As the post maternity leave period is coming to and end, we have to get an addition to the family member: A nounou, babysitter. Enter: Mme Samia. A lady who has been working with the blues expat for quite sometime. I remember the first time I left the house for work, littleM was crying, and I remember myself crying in the car. Good thing that Mr. Hubby was there to comfort me. He was my pillar of stone. And so the era of working mom started for me: pumping milk supply in the office, preparing for littleM's meal for the day, cooking dinner after work, all that drill. Now I know how it's like to be a working mom. And I am so thankful that Mme Samia is not only capable of taking care of littleM when I was at work, littleM also loves her. So I know I made the right decision.

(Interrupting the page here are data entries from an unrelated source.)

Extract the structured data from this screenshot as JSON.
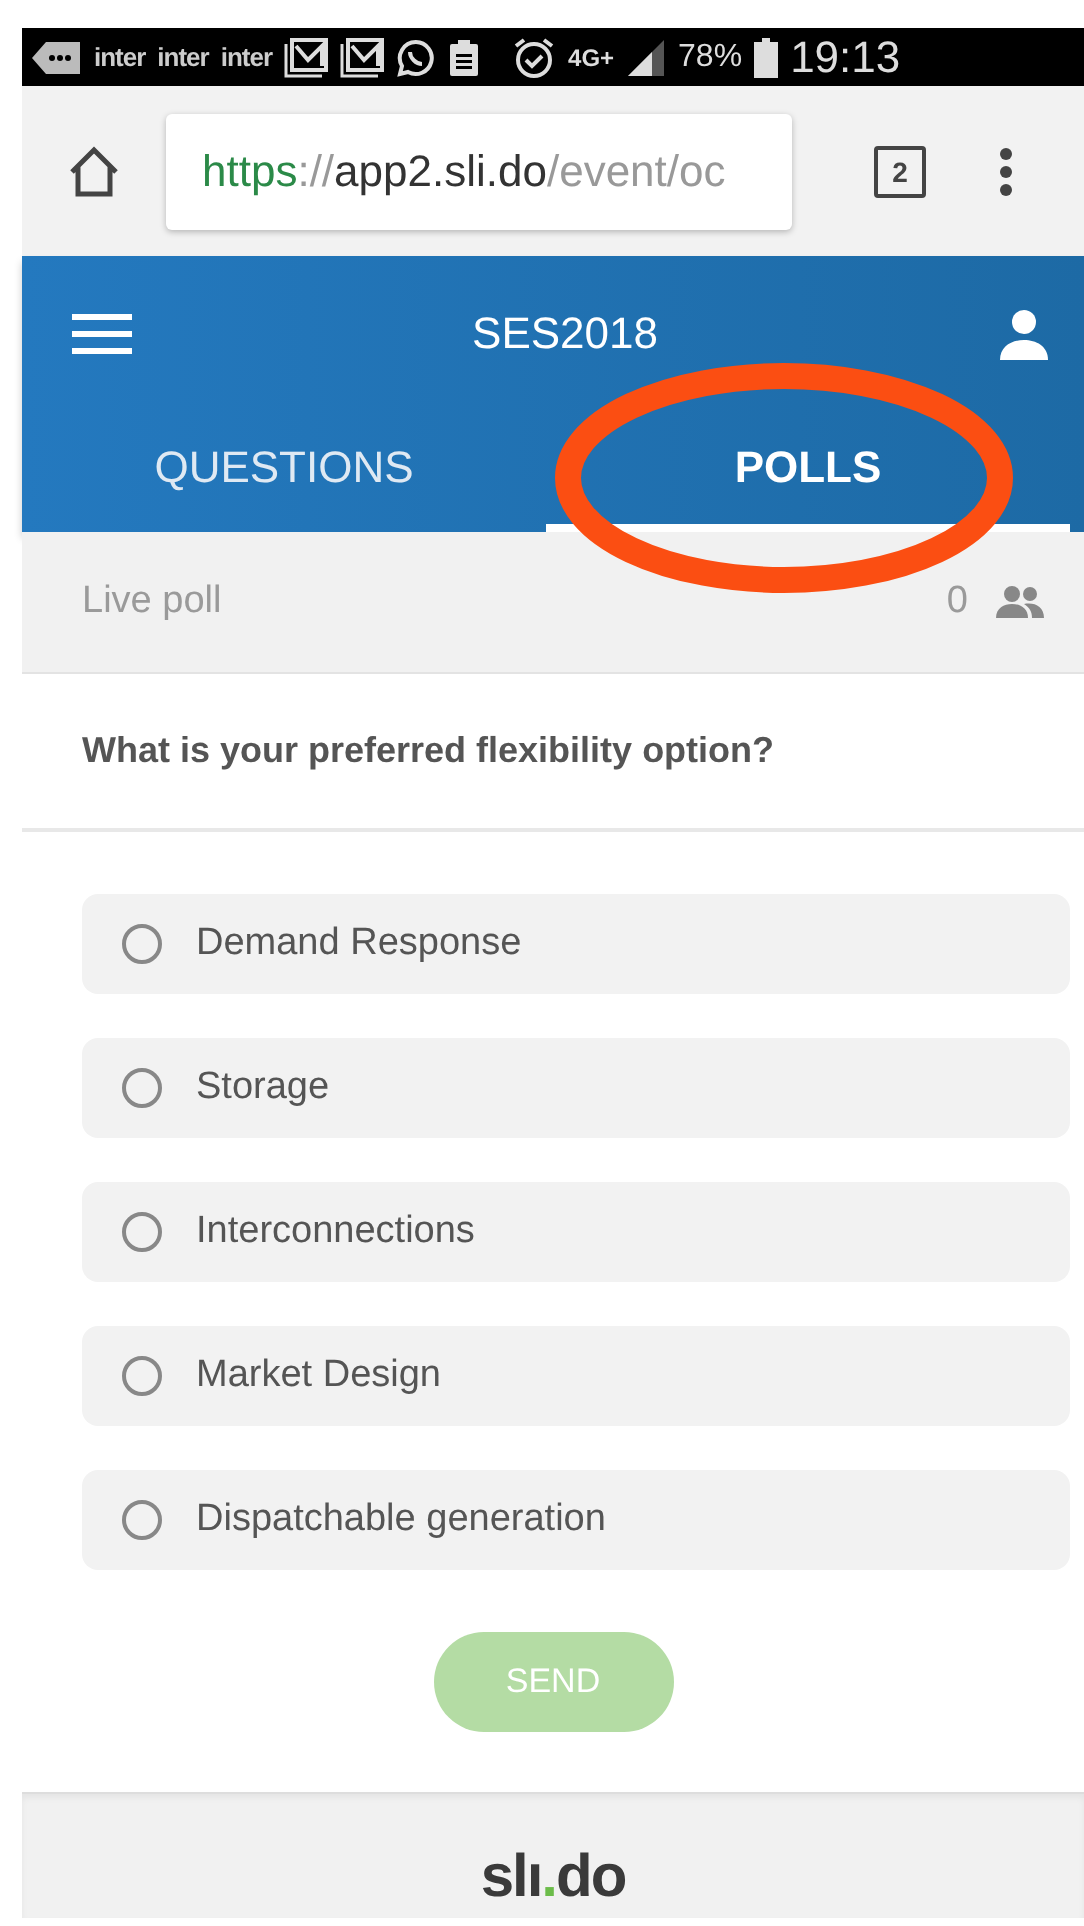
{
  "status_bar": {
    "carriers": [
      "inter",
      "inter",
      "inter"
    ],
    "network": "4G+",
    "battery": "78%",
    "time": "19:13"
  },
  "browser": {
    "url": {
      "scheme": "https",
      "separator": "://",
      "host": "app2.sli.do",
      "path": "/event/oc"
    },
    "tab_count": "2"
  },
  "header": {
    "title": "SES2018"
  },
  "tabs": [
    {
      "label": "QUESTIONS",
      "selected": false,
      "circled": false
    },
    {
      "label": "POLLS",
      "selected": true,
      "circled": true
    }
  ],
  "poll": {
    "label": "Live poll",
    "participants": "0",
    "question": "What is your preferred flexibility option?"
  },
  "options": [
    {
      "label": "Demand Response",
      "selected": false
    },
    {
      "label": "Storage",
      "selected": false
    },
    {
      "label": "Interconnections",
      "selected": false
    },
    {
      "label": "Market Design",
      "selected": false
    },
    {
      "label": "Dispatchable generation",
      "selected": false
    }
  ],
  "send": {
    "label": "SEND",
    "disabled": true
  },
  "footer": {
    "logo": [
      "slı",
      ".",
      "do"
    ]
  }
}
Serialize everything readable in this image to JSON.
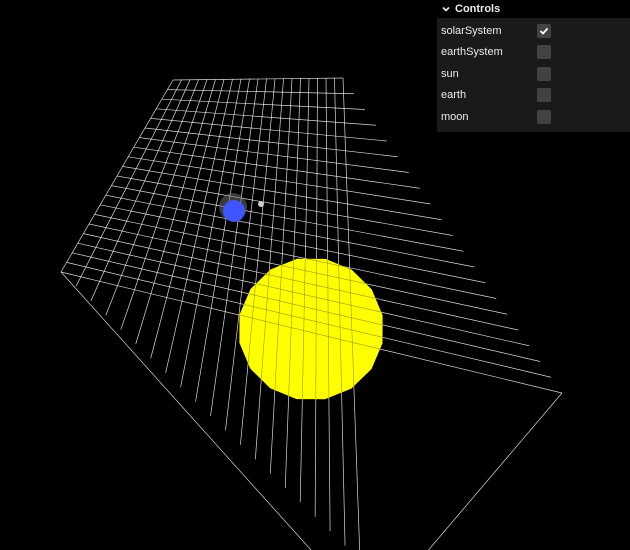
{
  "scene": {
    "background_color": "#000000",
    "grid_color": "#ffffff",
    "sun_color": "#ffff00",
    "earth_color": "#3f55ff",
    "moon_color": "#cccccc"
  },
  "controls": {
    "title": "Controls",
    "items": [
      {
        "label": "solarSystem",
        "checked": true
      },
      {
        "label": "earthSystem",
        "checked": false
      },
      {
        "label": "sun",
        "checked": false
      },
      {
        "label": "earth",
        "checked": false
      },
      {
        "label": "moon",
        "checked": false
      }
    ]
  }
}
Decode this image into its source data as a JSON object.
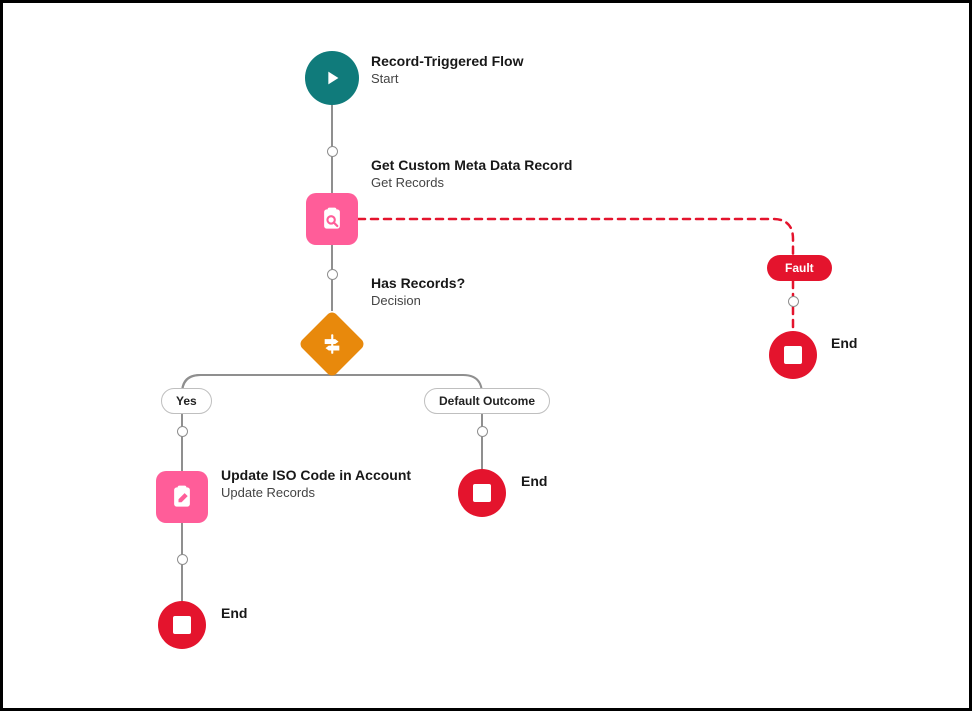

Looking back, Tunisia has shown me so many things I didn't know I was capable of doing. It put us as a family in so many different scenarios available, we can relate to those families now. Week-end family? Check. Long Distance Marriage? Check. House wife living in small town and no English speaking - let alone Bahasa Indonesia speaking neighbors? Check. Working Mom? Check. I don't know if we are going to face any of those situations if we decided not to stay here.

We learnt how to appreciate the small pleasures we can get in this small town. Making our own picnic in the back yard on summer time, the small ice cream parlor we go to every week end, the sinfully delicious millefeuile cake from our favorite pastry shop, or even the times when the three of us just goofing around in bed Sunday mornings. We created our little heaven, our little haven.

On cooking skill, I wouldn't know how to cook artichoke, fennel, or chard if I don't come here. I never knew how to properly cook a couscous before I come here, or that extracting the seeds of a pomegranate can be a therapeutic thing (bashing the fruit half with a wooden spoon until all the seeds come out is good to release unspoken anger :p). I will leave Tunisia remembering the deliciously sweet and juicy fruits it produces (the best watermelon, pomegranate, melon, and oranges I have ever had), brik, hout mellah with charmoula, zgougou, tajine, couscous, and I am sure Mr. Hubby will always remember the awesome grilled lamb he had in the desert. We will sure miss them.

Life in Tunisia is not always easy. But if anything, it has made us stronger as a couple. We learnt to support each other, talk, and most importantly listen to each other - even when we are apart. We learnt how it feels like to be separated from each other, and how it will affect us. We know now, more than before, what loneliness can do to people. To a relationship. To a family. And I hope that God always protects our little family from any of that harm.

So yes, from professional point of view it may seems like I am delayed, stuck even. But with all the things that we have been through, I feel like I have made a lot of achievements as a person, as a woman, as a wife, as a mother. I have grown a lot. It was a time well spent.

So thank you, Tunisia, for the hospitality, friendship, quirky attitudes, the beautiful pictures, and all the experiences we gained. We arrive as a couple of two, and leave as a family of three. We are opening a new chapter now, down in West Africa. Helo, Gabon!! :)